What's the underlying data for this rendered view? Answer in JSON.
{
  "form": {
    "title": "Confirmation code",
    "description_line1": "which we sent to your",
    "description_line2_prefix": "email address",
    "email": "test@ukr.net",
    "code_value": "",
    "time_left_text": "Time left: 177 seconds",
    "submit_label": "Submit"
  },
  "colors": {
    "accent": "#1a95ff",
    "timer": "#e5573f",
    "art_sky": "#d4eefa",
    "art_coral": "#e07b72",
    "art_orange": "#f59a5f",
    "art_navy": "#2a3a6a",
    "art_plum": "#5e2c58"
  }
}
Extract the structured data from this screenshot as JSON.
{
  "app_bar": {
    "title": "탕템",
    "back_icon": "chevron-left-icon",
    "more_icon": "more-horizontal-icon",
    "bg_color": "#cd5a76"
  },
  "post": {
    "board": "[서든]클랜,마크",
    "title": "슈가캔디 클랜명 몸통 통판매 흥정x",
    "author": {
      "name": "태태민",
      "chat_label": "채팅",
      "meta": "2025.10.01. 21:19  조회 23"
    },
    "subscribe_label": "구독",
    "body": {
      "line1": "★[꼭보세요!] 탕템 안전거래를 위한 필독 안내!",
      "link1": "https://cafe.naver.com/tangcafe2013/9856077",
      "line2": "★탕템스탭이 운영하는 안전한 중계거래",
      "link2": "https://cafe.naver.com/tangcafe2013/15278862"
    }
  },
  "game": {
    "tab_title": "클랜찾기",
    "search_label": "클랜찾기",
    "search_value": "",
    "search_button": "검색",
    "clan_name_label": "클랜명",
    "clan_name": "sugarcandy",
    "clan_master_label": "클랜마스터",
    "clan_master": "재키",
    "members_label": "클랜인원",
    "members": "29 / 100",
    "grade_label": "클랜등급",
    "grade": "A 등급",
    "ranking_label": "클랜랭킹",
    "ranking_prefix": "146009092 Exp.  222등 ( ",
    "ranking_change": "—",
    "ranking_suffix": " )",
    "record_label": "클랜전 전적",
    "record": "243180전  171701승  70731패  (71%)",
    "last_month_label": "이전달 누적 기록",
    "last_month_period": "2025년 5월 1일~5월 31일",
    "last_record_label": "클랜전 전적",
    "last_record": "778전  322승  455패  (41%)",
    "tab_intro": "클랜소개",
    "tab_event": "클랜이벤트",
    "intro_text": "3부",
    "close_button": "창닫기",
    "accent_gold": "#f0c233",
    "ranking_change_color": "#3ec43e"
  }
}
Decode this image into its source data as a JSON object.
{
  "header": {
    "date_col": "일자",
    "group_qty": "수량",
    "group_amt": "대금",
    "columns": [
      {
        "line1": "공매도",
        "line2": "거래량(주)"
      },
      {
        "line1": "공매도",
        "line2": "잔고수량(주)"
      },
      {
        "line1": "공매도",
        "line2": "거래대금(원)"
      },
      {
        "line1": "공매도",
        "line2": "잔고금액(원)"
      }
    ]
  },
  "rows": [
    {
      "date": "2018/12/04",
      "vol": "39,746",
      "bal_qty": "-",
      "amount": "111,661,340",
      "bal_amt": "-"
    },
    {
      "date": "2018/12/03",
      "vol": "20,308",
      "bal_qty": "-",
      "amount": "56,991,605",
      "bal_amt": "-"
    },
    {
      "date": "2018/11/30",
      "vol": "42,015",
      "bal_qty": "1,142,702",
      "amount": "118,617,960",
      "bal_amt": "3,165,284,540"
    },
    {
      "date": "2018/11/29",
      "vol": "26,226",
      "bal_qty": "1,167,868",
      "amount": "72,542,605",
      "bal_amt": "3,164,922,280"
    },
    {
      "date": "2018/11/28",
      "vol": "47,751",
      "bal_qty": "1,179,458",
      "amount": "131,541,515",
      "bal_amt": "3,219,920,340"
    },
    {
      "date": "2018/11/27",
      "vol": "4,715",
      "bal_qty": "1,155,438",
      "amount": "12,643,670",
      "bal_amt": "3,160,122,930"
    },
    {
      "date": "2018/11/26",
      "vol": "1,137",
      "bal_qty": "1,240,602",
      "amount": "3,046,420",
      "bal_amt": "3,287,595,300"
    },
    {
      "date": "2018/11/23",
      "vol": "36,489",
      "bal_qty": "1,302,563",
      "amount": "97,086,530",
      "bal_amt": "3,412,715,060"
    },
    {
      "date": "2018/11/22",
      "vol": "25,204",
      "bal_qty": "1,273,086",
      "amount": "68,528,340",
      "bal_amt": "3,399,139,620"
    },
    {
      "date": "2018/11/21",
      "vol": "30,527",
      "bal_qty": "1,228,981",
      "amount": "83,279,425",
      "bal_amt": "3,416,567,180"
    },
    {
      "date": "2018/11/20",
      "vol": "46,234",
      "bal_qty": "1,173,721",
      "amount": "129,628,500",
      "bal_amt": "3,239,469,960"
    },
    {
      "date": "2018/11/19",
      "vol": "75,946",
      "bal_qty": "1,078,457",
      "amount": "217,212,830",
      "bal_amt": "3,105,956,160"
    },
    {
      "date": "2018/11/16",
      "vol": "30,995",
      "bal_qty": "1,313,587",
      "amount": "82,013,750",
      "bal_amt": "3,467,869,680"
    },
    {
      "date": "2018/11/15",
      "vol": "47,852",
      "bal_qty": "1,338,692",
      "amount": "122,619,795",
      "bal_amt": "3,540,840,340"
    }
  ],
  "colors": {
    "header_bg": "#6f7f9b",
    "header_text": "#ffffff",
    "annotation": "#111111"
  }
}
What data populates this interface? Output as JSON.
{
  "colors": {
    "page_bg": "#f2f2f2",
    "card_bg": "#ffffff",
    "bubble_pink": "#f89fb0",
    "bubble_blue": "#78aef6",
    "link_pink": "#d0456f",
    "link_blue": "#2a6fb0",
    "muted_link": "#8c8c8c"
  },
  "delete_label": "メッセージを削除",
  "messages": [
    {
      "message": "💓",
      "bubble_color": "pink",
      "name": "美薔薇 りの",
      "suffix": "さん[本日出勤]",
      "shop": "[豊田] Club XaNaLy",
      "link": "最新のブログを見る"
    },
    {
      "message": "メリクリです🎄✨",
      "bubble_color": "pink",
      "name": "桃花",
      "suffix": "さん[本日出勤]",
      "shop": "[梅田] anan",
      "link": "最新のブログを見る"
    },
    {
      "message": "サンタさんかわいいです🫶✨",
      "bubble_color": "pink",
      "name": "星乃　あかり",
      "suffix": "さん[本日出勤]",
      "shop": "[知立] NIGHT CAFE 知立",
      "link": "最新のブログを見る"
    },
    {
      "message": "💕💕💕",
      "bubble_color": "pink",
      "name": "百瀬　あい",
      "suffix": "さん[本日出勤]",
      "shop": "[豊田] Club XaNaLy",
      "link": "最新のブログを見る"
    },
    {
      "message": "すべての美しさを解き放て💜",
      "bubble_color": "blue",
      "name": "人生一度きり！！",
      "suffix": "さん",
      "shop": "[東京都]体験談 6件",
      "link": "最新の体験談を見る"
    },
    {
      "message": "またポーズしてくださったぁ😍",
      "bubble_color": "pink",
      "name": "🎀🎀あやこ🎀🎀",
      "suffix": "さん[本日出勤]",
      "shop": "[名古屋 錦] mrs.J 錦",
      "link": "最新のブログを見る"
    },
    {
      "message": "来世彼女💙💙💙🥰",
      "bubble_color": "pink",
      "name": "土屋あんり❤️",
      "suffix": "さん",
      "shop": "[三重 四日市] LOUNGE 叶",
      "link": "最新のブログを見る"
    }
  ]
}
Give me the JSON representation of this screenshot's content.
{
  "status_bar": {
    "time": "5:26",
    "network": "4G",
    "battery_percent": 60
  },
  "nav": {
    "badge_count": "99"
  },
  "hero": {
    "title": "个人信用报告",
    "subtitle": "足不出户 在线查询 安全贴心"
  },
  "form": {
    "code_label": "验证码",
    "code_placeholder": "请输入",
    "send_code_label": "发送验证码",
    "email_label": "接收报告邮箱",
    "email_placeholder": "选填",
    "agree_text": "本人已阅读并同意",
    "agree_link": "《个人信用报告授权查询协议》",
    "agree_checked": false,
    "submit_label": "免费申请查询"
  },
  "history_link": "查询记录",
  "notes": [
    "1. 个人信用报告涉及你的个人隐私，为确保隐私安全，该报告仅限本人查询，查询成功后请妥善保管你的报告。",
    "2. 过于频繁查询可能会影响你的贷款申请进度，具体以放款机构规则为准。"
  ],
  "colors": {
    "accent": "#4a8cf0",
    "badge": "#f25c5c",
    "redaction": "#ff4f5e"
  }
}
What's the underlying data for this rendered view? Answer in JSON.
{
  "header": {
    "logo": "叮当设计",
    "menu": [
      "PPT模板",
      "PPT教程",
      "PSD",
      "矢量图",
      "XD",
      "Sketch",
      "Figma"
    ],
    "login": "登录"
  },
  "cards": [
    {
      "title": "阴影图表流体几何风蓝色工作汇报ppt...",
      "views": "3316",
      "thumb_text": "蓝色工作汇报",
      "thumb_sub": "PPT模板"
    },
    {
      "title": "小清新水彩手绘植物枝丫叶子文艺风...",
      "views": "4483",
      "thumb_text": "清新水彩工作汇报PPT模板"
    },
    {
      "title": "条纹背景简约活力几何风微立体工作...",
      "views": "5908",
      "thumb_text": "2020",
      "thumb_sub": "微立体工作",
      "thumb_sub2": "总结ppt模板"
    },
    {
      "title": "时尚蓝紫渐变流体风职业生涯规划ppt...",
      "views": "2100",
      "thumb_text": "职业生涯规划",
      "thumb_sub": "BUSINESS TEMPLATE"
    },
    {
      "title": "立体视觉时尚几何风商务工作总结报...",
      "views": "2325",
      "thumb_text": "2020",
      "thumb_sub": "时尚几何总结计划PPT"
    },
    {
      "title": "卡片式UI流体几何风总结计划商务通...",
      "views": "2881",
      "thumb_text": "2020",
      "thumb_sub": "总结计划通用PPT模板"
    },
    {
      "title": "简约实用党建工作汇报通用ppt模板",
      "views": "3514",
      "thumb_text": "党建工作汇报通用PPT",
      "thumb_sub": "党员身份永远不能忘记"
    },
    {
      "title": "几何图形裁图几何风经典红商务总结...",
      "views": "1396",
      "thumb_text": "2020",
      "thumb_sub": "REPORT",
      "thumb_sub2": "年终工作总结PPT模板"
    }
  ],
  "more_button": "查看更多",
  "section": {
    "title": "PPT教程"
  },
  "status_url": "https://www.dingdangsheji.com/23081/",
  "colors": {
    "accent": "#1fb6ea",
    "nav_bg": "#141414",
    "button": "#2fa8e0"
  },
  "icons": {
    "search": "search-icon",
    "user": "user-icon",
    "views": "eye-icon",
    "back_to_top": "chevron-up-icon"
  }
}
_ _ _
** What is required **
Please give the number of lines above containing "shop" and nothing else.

** Solution **
7